A 1937 Buick chassis was prepared and extended to nearly 6096mm (20ft) in length by the division’s chief engineer, Charles Chayne, and his team. Art and Colour’s Harley Earl then proceeded to fit it with a two-seater roadster body that bristled with new concepts and initiatives.
The Y’s long, low look was accentuated by the use of longitudinal mouldings on the front and rear wings and, in the former case, the wing line was extended for the first time into the front door panels. Yet more daringly the grille featured vertical, rather than the customary horizontal, bars.
The front end of the car pointed the way forward as the wings, although still identifiable, were beginning to merge with the bonnet line. A further Earl initiative, that gave the nose and its immediate surround a smooth, sculptured quality, was the use of concealed headlamps in the manner of the Cord 810 of 1935.
The bonnet was surmounted by what the press release accompanying the car’s launch described as a ‘machine-gun sight’ mascot that was fitted in refined form to all Buicks produced between 1946 and 1958.
Further innovations were the use of flush-fitting door handles, a convertible top that disappeared beneath a metal deck and electrically operated windows. There were no running boards, but these had been also absent from the in-house Cadillac’s Series 60 Special of 1938.
The Car of the Future
The Y-Job, completed late in 1939, was unveiled by GM in the spring of 1940 when it was promptly hailed as the ‘Car of the Future’. But America’s involvement, from December 1941, in the Second World War meant that the car was set aside, although the distinctive radiator grille found its way on to the few 1942-model-year Buicks produced before the attack on Pearl Harbor.
Harley Earl used the Y-Job as his personal transport throughout the war. It subsequently underwent modest modifications, one of which involved concealing the rear wheels beneath spats which extended the mouldings along the length of the wing.
The car certainly anticipated the shape of post-war cars with their emphasis on horizontals, and the 1950’s crop of what were then collectively known as dream cars.
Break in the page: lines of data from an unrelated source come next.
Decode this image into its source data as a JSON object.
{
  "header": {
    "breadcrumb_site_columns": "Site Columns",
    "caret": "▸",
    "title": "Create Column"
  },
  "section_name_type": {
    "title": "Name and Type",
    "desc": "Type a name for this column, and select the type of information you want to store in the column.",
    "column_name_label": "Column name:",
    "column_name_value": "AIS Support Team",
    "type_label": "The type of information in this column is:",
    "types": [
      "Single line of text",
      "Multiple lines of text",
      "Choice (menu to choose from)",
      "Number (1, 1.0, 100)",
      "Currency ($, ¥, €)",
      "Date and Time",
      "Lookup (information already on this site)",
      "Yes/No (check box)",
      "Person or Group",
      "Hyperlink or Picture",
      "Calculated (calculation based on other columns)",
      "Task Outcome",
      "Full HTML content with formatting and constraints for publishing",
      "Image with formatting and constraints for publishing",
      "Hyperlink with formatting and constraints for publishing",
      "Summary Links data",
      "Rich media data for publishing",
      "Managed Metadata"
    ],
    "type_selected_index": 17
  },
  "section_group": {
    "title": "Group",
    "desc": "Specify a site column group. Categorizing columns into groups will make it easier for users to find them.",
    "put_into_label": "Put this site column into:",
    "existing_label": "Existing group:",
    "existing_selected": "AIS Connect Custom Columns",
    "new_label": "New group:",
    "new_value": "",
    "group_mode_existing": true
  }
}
Fortunately General Motors retained this historic vehicle, and in the the 1970s presented it to the Henry Ford Museum at Dearborn, Michigan. There the Y-Job keeps company with the LeSabre roadster, its 1951 successor.
Wood, Jonathan (1997) Concept Cars, Paragon, ISBN 0-75252-084-9.